12.7.1. Place

12.7.2. History

12.7.3. Works

12.7.4. Theory

12.7.4.1. "No man steps in the same river twice."

12.7.4.2. Diogenes primary biographer

12.8. 8. Anaxagoras 510-428 BC

12.8.1. Place

12.8.2. History

12.8.3. Works

12.8.4. Theory

12.9. 9. Protagoras 490-420 BC

12.9.1. Place

12.9.2. History

12.9.3. Works

12.9.4. Theory

12.9.4.1. Considered the first sophist

12.10. 10. Zeno of Elea 490-430 BC

12.10.1. Place

12.10.2. History

12.10.3. Works

12.10.4. Theory

12.10.4.1. Realist/Materialist

12.10.4.2. Reducto ad Absurdum

12.10.4.3. Best known for his Paradoxes

12.10.4.3.1. Arhilles and the Tortoise

12.11. 11. Empedocles 490-430 BC

12.11.1. Place

12.11.2. History

12.11.3. Works

12.11.4. Theory

12.12. 12. Gorgias 485-380 BC

12.12.1. Place

12.12.2. History

12.12.3. Works

12.12.4. Theory

12.13. 13. Herodotus 484-425 BC

12.13.1. Place

12.13.2. History

12.13.2.1. First known writer to collect and document his ideas systematically.

12.13.2.2. Greek Historian

12.13.3. Works

12.13.4. Theory

12.14. 14. Melissus 470-410 BC

12.14.1. Place

12.14.2. History

12.14.3. Works

12.14.4. Theory

12.15. 15. Leucippus 460-370 BC

12.15.1. Place

12.15.2. History

12.15.3. Works

12.15.4. Theory

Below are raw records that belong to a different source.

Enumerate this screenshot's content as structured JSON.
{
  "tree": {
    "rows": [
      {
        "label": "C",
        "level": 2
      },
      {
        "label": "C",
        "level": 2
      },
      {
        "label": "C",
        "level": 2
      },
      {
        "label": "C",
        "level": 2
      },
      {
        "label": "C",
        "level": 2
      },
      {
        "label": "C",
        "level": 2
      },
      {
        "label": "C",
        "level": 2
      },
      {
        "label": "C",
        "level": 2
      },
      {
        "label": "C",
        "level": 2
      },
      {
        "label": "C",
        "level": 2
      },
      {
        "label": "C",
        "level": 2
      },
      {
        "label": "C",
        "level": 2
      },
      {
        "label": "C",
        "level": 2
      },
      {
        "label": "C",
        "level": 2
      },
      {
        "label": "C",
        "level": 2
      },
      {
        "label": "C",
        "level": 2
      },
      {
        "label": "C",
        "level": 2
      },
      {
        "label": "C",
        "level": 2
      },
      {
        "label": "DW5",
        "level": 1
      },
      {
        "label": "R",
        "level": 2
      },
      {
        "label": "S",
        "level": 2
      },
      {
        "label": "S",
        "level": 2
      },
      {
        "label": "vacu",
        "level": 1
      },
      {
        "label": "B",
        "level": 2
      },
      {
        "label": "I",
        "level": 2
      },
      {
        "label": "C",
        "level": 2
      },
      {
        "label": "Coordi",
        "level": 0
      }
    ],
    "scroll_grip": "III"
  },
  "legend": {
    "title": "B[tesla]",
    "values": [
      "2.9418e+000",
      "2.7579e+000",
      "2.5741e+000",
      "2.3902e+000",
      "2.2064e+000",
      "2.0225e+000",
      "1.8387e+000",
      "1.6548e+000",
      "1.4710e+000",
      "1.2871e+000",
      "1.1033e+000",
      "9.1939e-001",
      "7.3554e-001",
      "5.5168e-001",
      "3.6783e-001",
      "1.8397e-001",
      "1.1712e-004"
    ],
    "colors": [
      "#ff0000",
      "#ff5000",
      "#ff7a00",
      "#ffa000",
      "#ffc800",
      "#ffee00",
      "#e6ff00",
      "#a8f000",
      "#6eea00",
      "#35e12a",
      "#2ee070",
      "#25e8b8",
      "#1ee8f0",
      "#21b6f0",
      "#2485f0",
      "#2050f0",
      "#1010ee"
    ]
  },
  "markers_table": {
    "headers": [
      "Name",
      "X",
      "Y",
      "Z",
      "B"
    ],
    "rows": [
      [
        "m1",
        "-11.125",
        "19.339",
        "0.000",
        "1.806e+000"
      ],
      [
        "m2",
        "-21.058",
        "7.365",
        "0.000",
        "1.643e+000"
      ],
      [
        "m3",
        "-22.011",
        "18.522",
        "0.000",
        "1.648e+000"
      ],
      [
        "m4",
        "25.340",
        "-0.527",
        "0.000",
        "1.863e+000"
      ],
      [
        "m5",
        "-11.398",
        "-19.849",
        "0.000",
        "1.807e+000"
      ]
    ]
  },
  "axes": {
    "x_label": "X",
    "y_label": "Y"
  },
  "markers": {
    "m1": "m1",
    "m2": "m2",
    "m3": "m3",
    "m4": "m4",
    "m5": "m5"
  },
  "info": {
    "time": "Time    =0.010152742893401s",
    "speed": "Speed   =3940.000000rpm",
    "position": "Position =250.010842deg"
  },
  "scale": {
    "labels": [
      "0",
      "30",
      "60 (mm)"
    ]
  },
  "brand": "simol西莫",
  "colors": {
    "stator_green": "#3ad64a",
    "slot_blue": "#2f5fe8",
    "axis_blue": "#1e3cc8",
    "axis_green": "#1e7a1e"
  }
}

12.16. 16. Democritus 460-370 BC

12.16.1. Place

12.16.2. History

12.16.3. Works

12.16.4. Theory